◆ DATA LISTING ◆
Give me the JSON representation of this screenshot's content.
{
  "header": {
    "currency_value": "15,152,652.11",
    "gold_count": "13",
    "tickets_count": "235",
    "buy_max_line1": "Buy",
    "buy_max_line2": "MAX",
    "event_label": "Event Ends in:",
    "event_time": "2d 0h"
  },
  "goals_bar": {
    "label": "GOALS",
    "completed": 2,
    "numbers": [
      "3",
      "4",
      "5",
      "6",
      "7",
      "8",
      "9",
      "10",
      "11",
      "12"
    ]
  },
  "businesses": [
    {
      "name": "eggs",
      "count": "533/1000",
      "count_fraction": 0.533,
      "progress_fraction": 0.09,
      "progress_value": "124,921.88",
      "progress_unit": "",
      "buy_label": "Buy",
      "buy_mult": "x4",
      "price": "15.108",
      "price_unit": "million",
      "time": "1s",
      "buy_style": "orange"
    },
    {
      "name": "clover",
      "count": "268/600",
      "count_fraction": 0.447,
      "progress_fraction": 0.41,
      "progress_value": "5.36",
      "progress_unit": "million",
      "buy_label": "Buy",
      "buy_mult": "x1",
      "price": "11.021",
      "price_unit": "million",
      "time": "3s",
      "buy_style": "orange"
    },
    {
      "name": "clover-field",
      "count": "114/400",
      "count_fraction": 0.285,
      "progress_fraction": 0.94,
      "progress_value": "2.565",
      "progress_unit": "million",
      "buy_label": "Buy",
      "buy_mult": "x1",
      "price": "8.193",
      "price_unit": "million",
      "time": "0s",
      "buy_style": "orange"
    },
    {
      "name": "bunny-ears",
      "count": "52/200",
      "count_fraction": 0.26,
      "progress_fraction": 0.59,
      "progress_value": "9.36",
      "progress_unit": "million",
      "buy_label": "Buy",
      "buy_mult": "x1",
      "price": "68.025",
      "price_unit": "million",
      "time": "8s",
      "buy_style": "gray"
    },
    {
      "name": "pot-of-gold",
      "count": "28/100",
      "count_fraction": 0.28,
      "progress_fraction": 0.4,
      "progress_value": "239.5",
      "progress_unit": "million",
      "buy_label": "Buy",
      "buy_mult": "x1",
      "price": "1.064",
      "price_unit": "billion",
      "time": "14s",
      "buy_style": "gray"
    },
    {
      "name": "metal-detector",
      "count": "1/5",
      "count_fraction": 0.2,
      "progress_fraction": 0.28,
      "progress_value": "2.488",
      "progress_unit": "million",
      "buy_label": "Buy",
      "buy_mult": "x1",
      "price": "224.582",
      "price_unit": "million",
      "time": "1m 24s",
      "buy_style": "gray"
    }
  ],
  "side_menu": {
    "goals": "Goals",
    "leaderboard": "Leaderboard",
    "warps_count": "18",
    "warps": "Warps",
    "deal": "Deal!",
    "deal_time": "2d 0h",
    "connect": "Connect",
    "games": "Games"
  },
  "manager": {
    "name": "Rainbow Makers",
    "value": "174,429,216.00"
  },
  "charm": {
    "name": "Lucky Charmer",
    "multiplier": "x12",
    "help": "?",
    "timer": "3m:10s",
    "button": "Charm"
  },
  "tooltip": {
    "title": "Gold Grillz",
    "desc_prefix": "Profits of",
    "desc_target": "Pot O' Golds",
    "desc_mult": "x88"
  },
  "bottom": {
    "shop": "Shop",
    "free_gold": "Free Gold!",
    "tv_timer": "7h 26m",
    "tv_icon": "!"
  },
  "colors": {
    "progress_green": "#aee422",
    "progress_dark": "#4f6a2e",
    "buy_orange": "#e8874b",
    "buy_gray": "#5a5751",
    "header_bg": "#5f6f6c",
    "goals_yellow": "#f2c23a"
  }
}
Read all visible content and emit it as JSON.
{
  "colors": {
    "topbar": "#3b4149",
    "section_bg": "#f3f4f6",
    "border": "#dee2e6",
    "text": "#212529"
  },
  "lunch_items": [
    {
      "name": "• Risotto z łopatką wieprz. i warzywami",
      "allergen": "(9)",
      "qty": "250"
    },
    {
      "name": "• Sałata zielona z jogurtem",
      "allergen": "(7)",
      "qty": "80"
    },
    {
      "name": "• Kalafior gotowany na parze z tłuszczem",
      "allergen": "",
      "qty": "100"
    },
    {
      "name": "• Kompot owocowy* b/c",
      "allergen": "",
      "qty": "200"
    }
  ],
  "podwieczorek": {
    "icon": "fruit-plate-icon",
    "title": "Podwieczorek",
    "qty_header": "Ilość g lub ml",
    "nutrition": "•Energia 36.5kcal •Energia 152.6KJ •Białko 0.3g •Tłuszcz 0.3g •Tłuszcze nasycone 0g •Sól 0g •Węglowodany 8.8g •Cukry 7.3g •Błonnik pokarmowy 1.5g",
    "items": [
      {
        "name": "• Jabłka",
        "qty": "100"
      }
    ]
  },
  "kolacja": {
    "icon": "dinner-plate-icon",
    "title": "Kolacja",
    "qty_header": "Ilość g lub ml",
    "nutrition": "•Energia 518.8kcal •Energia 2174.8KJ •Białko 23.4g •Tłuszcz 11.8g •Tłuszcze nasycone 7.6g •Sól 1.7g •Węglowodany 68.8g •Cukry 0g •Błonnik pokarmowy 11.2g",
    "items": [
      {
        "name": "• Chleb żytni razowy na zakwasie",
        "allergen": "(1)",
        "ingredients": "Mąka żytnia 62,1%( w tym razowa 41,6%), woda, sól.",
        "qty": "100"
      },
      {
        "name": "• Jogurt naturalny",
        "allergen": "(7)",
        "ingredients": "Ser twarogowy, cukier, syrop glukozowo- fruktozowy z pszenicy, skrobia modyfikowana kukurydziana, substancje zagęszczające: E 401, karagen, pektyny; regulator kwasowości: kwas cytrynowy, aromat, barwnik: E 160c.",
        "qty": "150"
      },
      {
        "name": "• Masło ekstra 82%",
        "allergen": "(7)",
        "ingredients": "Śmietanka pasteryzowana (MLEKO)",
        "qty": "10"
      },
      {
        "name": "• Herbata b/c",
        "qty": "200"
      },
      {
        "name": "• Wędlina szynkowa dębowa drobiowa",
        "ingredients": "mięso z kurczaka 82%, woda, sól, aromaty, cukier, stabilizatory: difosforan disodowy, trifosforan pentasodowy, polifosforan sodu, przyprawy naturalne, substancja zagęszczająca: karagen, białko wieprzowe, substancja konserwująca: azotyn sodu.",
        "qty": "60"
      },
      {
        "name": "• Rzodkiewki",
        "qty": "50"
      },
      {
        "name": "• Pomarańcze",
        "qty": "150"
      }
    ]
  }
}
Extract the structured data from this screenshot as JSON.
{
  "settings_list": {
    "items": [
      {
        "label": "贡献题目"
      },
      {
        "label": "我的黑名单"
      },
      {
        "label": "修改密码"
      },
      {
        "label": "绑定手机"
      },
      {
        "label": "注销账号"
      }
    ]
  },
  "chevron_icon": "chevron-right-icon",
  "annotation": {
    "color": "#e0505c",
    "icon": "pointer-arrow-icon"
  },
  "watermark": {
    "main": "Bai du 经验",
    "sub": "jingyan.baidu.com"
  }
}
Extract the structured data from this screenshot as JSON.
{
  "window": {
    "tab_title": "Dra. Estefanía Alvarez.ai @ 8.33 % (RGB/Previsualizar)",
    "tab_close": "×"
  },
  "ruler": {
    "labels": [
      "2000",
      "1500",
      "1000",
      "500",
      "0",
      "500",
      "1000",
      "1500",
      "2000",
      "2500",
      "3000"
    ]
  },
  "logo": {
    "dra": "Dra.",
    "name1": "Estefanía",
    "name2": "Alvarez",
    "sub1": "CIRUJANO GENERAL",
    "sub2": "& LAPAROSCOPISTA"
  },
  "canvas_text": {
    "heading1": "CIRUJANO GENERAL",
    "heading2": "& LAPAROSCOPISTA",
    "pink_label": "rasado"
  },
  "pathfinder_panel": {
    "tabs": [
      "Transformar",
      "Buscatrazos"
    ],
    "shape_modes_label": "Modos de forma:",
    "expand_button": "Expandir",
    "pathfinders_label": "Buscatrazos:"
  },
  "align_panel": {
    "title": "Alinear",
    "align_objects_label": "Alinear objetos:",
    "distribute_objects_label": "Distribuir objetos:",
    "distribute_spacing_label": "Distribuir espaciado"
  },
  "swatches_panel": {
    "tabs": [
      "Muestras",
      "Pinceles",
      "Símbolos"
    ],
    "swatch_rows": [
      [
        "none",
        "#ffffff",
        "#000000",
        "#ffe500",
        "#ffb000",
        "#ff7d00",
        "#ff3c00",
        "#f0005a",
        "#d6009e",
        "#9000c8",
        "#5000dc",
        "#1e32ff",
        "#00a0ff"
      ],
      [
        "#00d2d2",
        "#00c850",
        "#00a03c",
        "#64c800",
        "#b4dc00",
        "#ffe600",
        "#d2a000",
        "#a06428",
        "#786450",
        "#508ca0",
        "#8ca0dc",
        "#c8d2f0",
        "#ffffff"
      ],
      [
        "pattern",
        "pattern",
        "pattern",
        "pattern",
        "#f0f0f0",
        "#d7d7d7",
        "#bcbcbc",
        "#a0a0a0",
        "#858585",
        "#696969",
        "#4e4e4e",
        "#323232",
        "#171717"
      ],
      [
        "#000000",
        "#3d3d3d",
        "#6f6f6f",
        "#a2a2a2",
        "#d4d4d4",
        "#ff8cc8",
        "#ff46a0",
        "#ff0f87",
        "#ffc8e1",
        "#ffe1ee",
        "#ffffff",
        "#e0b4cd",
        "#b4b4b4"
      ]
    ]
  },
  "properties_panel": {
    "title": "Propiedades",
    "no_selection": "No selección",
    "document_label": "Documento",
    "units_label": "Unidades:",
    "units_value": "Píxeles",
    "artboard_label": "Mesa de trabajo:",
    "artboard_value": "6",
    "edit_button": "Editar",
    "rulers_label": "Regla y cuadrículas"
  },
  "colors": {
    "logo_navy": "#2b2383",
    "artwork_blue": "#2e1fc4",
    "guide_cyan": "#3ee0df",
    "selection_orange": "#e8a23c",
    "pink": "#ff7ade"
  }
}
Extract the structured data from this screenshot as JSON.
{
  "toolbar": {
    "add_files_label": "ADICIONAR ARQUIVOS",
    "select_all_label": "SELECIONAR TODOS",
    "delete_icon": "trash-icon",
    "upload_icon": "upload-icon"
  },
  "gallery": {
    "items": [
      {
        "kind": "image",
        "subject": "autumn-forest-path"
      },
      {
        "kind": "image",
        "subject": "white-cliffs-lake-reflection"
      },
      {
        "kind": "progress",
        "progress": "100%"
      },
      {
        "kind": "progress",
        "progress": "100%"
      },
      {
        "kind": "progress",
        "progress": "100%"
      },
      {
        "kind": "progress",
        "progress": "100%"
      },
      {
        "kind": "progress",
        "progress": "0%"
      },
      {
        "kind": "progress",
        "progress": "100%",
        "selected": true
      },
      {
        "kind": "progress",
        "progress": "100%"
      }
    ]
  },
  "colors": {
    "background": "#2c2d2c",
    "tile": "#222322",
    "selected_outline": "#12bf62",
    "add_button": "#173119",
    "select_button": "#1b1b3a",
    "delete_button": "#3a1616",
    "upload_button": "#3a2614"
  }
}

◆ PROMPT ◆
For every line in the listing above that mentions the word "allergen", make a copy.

◆ TASK RESULT ◆
      "allergen": "(9)",
      "allergen": "(7)",
      "allergen": "",
      "allergen": "",
        "allergen": "(1)",
        "allergen": "(7)",
        "allergen": "(7)",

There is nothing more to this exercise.